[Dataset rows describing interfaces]
========
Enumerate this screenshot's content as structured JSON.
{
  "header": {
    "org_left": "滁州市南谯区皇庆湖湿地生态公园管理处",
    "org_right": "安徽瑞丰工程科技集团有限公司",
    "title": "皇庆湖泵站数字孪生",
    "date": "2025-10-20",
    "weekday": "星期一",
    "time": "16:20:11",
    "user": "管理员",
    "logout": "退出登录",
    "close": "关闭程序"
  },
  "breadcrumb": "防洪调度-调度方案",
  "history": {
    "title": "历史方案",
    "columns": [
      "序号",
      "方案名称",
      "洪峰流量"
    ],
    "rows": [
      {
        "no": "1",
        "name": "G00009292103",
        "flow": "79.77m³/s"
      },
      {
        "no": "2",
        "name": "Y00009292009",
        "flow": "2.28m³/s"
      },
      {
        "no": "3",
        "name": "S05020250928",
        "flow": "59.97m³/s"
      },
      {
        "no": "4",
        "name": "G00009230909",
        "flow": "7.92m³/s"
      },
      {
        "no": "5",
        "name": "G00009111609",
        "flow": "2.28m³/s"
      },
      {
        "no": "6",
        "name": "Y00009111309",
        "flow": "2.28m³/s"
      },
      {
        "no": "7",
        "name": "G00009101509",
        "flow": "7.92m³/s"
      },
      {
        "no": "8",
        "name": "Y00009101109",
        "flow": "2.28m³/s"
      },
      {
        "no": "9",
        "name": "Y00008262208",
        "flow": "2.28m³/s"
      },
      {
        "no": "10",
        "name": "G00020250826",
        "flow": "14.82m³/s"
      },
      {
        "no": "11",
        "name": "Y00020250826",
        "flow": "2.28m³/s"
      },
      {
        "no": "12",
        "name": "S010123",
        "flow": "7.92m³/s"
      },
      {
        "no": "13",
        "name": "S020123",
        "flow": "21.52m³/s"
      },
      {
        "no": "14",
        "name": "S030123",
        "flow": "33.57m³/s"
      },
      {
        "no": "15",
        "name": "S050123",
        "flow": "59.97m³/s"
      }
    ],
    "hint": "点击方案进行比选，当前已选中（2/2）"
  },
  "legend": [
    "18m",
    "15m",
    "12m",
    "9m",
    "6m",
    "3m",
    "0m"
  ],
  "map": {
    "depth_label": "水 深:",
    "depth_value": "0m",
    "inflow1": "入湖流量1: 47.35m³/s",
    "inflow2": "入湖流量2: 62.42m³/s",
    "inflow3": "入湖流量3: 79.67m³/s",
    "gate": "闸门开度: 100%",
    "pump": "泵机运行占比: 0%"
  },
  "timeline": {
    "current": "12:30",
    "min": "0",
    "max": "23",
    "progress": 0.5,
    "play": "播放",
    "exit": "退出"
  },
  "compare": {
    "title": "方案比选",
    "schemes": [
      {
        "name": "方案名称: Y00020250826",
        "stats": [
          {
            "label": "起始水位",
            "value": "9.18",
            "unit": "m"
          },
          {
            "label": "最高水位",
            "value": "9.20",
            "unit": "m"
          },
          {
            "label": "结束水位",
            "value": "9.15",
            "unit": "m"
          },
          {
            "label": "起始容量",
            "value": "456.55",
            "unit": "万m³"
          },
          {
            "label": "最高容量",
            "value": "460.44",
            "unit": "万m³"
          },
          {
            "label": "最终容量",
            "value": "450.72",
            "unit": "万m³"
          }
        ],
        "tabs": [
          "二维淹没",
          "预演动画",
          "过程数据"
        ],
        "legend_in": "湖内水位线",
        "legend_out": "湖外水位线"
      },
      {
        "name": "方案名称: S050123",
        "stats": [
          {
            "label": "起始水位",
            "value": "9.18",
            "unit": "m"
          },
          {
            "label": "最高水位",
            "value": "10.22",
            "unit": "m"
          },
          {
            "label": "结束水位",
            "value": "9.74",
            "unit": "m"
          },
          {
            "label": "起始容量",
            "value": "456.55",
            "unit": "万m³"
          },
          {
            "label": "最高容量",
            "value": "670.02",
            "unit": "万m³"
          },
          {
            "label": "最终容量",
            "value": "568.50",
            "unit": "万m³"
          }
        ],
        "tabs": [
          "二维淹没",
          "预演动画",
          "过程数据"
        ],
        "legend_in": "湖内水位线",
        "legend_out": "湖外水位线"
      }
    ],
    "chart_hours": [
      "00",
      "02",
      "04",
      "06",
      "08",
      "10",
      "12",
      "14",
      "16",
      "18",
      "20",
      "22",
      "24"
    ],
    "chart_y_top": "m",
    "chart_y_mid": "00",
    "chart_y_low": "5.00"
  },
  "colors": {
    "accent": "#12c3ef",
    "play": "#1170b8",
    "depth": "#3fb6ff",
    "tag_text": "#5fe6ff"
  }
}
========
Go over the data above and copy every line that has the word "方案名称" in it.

      "方案名称",
        "name": "方案名称: Y00020250826",
        "name": "方案名称: S050123",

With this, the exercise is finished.